Data in this exercise:
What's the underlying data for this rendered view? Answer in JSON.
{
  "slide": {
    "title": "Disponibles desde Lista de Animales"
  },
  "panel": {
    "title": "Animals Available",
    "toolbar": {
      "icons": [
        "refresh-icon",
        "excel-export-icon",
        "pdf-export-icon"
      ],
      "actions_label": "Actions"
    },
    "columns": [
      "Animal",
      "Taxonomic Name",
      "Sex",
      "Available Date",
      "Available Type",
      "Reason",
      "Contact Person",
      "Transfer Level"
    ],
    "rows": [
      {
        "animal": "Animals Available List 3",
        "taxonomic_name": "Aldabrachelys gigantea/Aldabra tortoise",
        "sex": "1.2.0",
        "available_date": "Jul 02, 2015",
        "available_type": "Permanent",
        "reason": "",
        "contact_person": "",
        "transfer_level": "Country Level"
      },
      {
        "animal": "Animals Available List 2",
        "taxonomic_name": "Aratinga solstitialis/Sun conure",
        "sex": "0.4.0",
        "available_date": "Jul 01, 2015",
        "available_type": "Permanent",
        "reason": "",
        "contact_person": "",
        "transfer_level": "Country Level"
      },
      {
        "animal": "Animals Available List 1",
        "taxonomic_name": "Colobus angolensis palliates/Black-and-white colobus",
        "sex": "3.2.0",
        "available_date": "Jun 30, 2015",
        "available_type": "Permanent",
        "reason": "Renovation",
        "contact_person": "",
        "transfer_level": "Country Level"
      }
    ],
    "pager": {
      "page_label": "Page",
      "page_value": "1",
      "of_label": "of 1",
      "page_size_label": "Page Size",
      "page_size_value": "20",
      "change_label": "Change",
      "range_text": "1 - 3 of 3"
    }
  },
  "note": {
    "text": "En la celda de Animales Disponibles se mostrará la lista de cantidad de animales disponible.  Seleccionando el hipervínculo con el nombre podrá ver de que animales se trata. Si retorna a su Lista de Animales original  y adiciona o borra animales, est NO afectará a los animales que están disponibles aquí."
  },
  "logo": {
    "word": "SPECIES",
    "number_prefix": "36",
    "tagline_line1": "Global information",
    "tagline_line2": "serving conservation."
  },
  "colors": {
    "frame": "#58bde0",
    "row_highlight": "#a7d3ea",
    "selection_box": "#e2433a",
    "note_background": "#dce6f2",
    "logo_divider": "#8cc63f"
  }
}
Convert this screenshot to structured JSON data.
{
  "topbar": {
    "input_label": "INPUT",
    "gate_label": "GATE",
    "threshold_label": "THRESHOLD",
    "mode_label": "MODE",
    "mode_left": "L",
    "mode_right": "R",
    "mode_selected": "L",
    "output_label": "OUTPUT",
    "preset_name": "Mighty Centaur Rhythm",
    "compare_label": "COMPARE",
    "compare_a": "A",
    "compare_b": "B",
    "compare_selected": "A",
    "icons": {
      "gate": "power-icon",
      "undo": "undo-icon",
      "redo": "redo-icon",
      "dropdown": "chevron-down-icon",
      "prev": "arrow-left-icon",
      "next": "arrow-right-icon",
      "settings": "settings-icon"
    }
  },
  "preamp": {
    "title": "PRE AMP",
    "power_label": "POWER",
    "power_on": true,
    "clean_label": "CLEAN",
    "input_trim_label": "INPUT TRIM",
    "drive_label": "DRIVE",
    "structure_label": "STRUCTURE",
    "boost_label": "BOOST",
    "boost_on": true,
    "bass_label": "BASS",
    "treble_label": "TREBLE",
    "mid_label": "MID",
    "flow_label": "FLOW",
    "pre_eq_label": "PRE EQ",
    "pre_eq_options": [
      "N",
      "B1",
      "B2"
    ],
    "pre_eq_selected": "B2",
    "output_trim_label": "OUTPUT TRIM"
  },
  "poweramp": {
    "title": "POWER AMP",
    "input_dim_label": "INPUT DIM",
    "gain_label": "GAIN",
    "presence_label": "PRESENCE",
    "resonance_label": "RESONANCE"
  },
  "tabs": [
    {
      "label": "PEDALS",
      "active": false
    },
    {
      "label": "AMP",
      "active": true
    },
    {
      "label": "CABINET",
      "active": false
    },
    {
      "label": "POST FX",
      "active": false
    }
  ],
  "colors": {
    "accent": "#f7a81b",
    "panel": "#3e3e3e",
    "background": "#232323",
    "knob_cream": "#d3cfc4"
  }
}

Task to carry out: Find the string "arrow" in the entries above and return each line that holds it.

Exercise answer:
      "prev": "arrow-left-icon",
      "next": "arrow-right-icon",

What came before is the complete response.